Blurred color, minimalist shape, illusion and illusion. These words definitely define the most recognizable works from the creative output of Wojciech Fangor, which today break auction records on the art market. The artist left behind paintings and many prints that attract collectors with their unique op art aesthetics, as well as their investment potential. However, before Fangor's illusionistic works took over the Polish art world, the artist was involved in many projects exploring his creative aspirations and possibilities. What did Wojciech Fangor do at the beginning of his creative activity? Why did we love his abstract compositions so much that we are able to spend millions of zlotys on them?

Fangor's socialist realist creative beginning

Wojciech Fangor (1922-2015) made his debut after the Second World War, so his creative career began in the difficult times of Socialist Realism. The artist, now known for his primarily abstract art, at the time had to limit his inventiveness and paint representational and realistic paintings, as only this form of art was accepted by the communist authorities. Fangor took up the socialist realist challenge and between 1949 and 1953 he mainly made paintings in line with the propagated doctrine. Two titles from this period of the author's oeuvre have gone down in art history - ‘Characters’ and ‘Mother Korean’.  Both canvases are rooted in the aesthetic manner of the time and deal with current social themes. The first is a straightforward depiction of opposites. The title characters are, on the one hand, a female representation of capitalist wealth and artificiality, and on the other, a pair of hard-working, well-built and serious citizens of a socialist country. Fangor invites viewers to answer for themselves which of these ways is better. Mother Korean, on the other hand, is a monumental painting alluding to the ongoing armed conflict on the Korean Peninsula. Here, the artist has opted for an individual approach. He focuses his attention not on the overall scale of the tragedy, but on the drama of a single family, in this case a young mother with her child. Although ‘Korean Mother’ does not meet all the requirements of Socialist Realism, both canvases have been recognised as some of the most important works of the period. Fangor himself received many awards for his works created just after the war. He believed that his academic training and innate artistic ability would help him to propose a socialist realism drawing on classicist art and romanticism. His idea was mostly positively received and Fangor became a recognisable and well-known Polish artist, which certainly contributed to the further development of his career. 

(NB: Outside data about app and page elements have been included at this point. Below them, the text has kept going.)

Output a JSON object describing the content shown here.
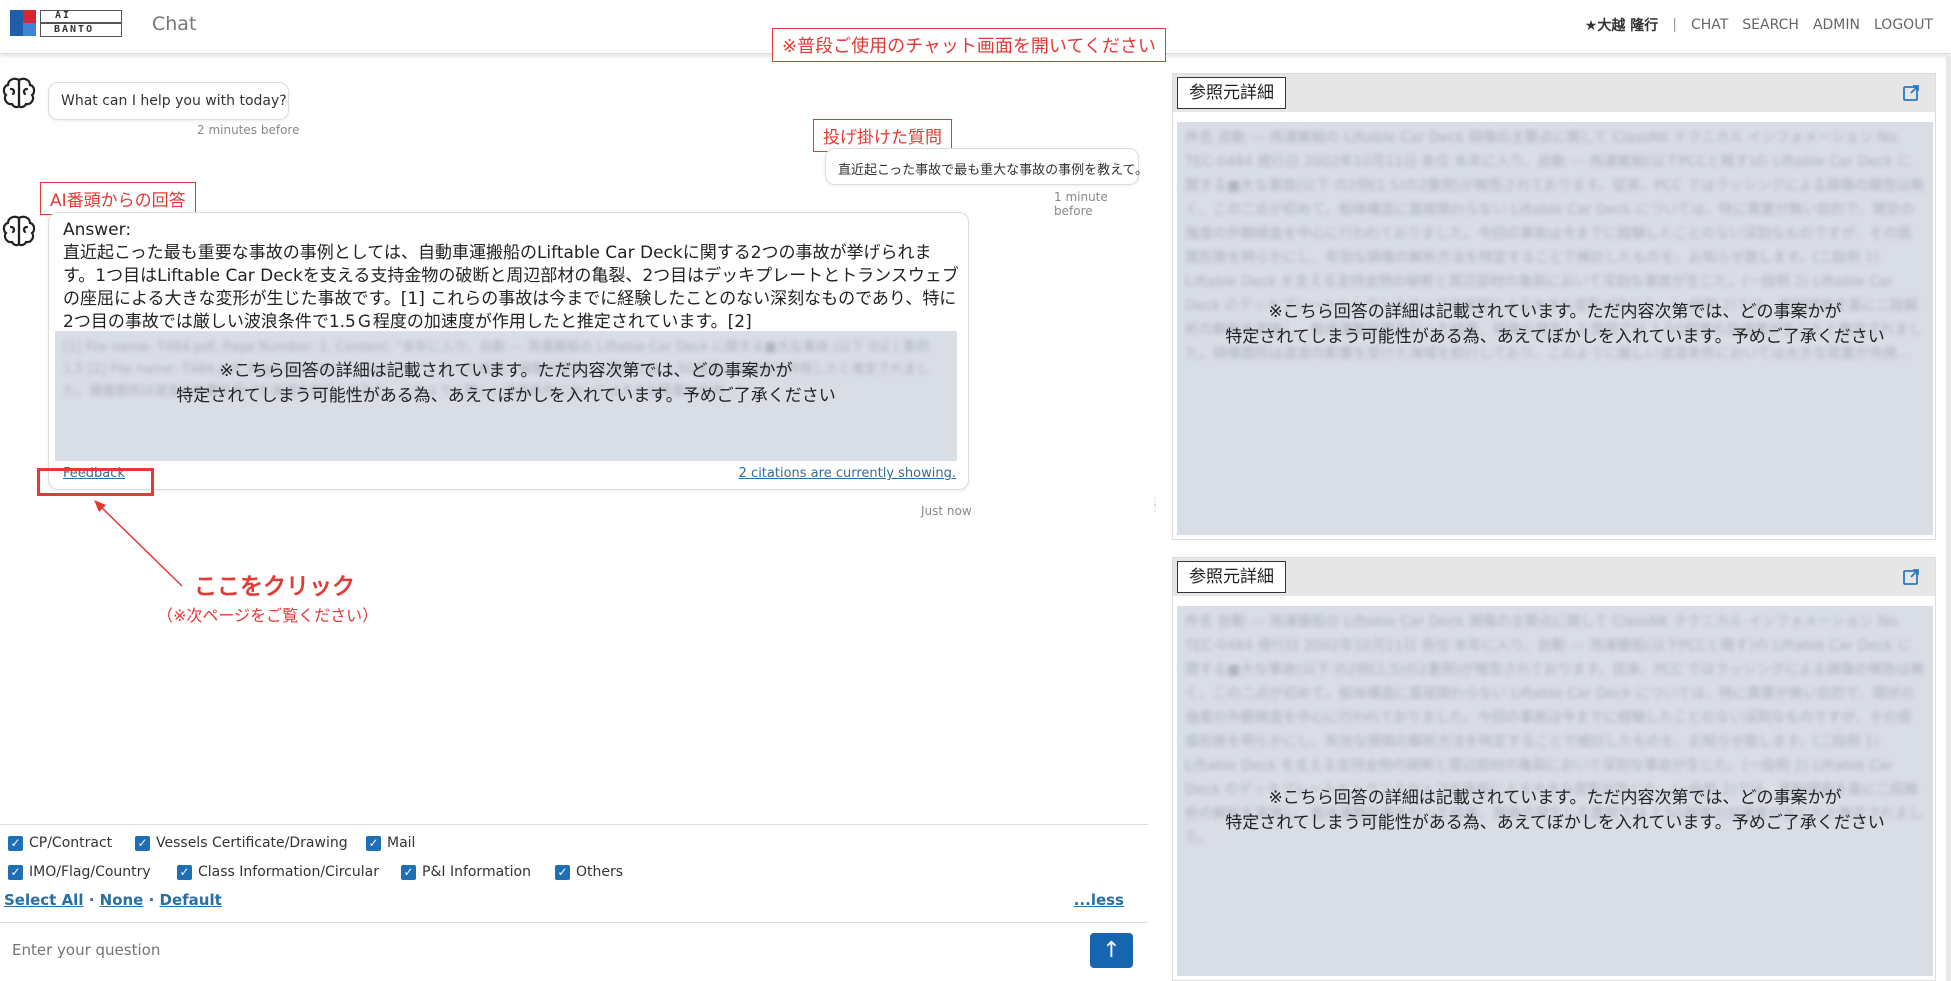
{
  "header": {
    "logo": {
      "line1": "AI",
      "line2": "BANTO"
    },
    "title": "Chat",
    "user": "★大越 隆行",
    "separator": "|",
    "nav": [
      "CHAT",
      "SEARCH",
      "ADMIN",
      "LOGOUT"
    ]
  },
  "annotations": {
    "top": "※普段ご使用のチャット画面を開いてください",
    "question_label": "投げ掛けた質問",
    "answer_label": "AI番頭からの回答",
    "click_here": "ここをクリック",
    "see_next": "（※次ページをご覧ください）"
  },
  "chat": {
    "greeting": "What can I help you with today?",
    "greeting_time": "2 minutes before",
    "question": "直近起こった事故で最も重大な事故の事例を教えて。",
    "question_time": "1 minute before",
    "answer_head": "Answer:",
    "answer_body": "直近起こった最も重要な事故の事例としては、自動車運搬船のLiftable Car Deckに関する2つの事故が挙げられます。1つ目はLiftable Car Deckを支える支持金物の破断と周辺部材の亀裂、2つ目はデッキプレートとトランスウェブの座屈による大きな変形が生じた事故です。[1] これらの事故は今までに経験したことのない深刻なものであり、特に2つ目の事故では厳しい波浪条件で1.5Ｇ程度の加速度が作用したと推定されています。[2]",
    "citation_blur": "[1] File name: T484.pdf, Page Number: 1, Content: \"本年に入り、自動 --- 用運搬船の Liftable Car Deck に関する■大な事故 (以下 の2 ) 事例 1,5 [2] File name: T484.pdf, Page Number: 1, Content: \"…行った結果、損傷の発生した箇所では 1.5G程度の加速度が作用したと推定されました。損傷箇所は波浪の影響を受けた海域を航行しており、このように厳しい波浪条件においては大きな荷重が作用…\"",
    "citation_notice": "※こちら回答の詳細は記載されています。ただ内容次第では、どの事案かが\n特定されてしまう可能性がある為、あえてぼかしを入れています。予めご了承ください",
    "feedback": "Feedback",
    "citations_showing": "2 citations are currently showing.",
    "answer_time": "Just now"
  },
  "filters": {
    "row1": [
      "CP/Contract",
      "Vessels Certificate/Drawing",
      "Mail"
    ],
    "row2": [
      "IMO/Flag/Country",
      "Class Information/Circular",
      "P&I Information",
      "Others"
    ],
    "select_all": "Select All",
    "dot": "·",
    "none": "None",
    "default": "Default",
    "less": "...less"
  },
  "input": {
    "placeholder": "Enter your question",
    "send_icon": "↑"
  },
  "panels": [
    {
      "title": "参照元詳細",
      "blur": "件名 自動 --- 用運搬船の Liftable Car Deck 損傷の主要点に関して ClassNK テクニカル インフォメーション No. TEC-0484 発行日 2002年10月11日 各位 本年に入り、自動 --- 用運搬船(以下PCCと略す)の Liftable Car Deck に関する■大な事故(以下 の2例(1,5)の2重例)が報告されております。従来、PCC ではラッシングによる損傷の報告は無く、この二点が初めて。船体構造に直接関わらない Liftable Car Deck については、特に需要が無い目的で、現状の強度の外観検査を中心に行われておりました。今回の事故は今までに経験したことのない深刻なものですが、その損傷形態を明らかにし、有効な損傷の解析方法を特定することで検討したものを、お知らせ致します。(二段例 1) Liftable Deck を支える支持金物の破断と周辺部材の亀裂において深刻な事故が生じた。(一段例 2) Liftable Car Deck のデッキプレートとトランスウェブの座屈による大きな変形が生じた。(=段例 2)では、実船調査を基に二段解析の解析を実施し、船体運動計算を行った結果、損傷の発生した箇所では 1.5G程度の加速度が生じたと推定されました。損傷箇所は波浪の影響を受けた海域を航行しており、このように厳しい波浪条件においては大きな荷重が作用…",
      "notice": "※こちら回答の詳細は記載されています。ただ内容次第では、どの事案かが\n特定されてしまう可能性がある為、あえてぼかしを入れています。予めご了承ください"
    },
    {
      "title": "参照元詳細",
      "blur": "件名 自動 --- 用運搬船の Liftable Car Deck 損傷の主要点に関して ClassNK テクニカル インフォメーション No. TEC-0484 発行日 2002年10月11日 各位 本年に入り、自動 --- 用運搬船(以下PCCと略す)の Liftable Car Deck に関する■大な事故(以下 の2例(1,5)の2重例)が報告されております。従来、PCC ではラッシングによる損傷の報告は無く、この二点が初めて。船体構造に直接関わらない Liftable Car Deck については、特に需要が無い目的で、現状の強度の外観検査を中心に行われておりました。今回の事故は今までに経験したことのない深刻なものですが、その損傷形態を明らかにし、有効な損傷の解析方法を特定することで検討したものを、お知らせ致します。(二段例 1) Liftable Deck を支える支持金物の破断と周辺部材の亀裂において深刻な事故が生じた。(一段例 2) Liftable Car Deck のデッキプレートとトランスウェブの座屈による大きな変形が生じた。(=段例 2)では、実船調査を基に二段解析の解析を実施し、船体運動計算を行った結果、損傷の発生した箇所では 1.5G程度の加速度が生じたと推定されました。",
      "notice": "※こちら回答の詳細は記載されています。ただ内容次第では、どの事案かが\n特定されてしまう可能性がある為、あえてぼかしを入れています。予めご了承ください"
    }
  ],
  "colors": {
    "accent": "#1565b0",
    "annotation": "#e53935",
    "blur_bg": "#d9dde6",
    "logo_blue": "#1f5fa8",
    "logo_red": "#d7262f"
  }
}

Op-art, minimalism and Fangor's subsequent artistic career

After his Socialist Realist beginnings, Fangor became interested in a variety of creative projects; for example, he co-created the world's first spatial installation ‘Study of Space’ with Stanisław Zamecznik. The 1960s arrived, which Wojciech Fangor began with numerous trips around Europe and the United States. During his trips, he was involved in work at universities and art academies, lecturing and teaching. It was then and in the early 1970s that Fangor created his most famous series of op art and minimalist works. The resulting paintings and prints are characterised by blurred shapes with distinctive colours, whose composition and manner of representation makes the created abstraction seem to go beyond the canvas, play with space and pulsate specifically towards the viewer. It is these works that are currently the most sought-after works by Fangor on the art market and are the ones that break auction records. However, they were already appreciated by the public at the time, resulting in an exhibition of Fangor's op artworks at the Guggenheim Museum in New York in 1970. The artist devoted the following decades to dealing with critical art and returning to figurative painting. In the 21st century, Fangor took up a number of projects, including a series of palimpsest paintings (reinterpreting old sketches and drawings) or the artistic development of the second line of the Warsaw metro (entrances, decorations, station names). In the last years of his life, Wojciech Fangor became one of the most expensive and sought-after Polish artists, which led to several significant auction records. 


Auction records 

In 2013, a work by Wojciech Fangor entitled ‘M 8’ was sold for 506,000 zlotys. In October 2014, ‘M 15’ was auctioned for PLN 624,000. These results were already records in the artist's career, but after his death in 2015, the prices of Fangor's works began to rise even further. This can be seen in the painting ‘MA 32’, which reached the sum of one million zlotys at auction in 2016. Since then, prices have only increased. In 2018, the record was 4.7 million zlotys for a work by Fangor, today it is 7.5 million zlotys, specifically for ‘M 39’ sold in December 2023. The noticeable upward trend makes one consider buying a work by Fangor not only for aesthetic or collector reasons, but also for investment reasons. To all those who have purchased Fangor in advance, we congratulate you on your sense and on increasing your capital with a work of art. If your collection lacks a work by this artist, we invite you to explore the range of paintings and prints by Wojciech Fangor at Artbidy.

Added 2024-05-15 in by Rozalia Ziołkowska

Related departments

Related artists

Related objects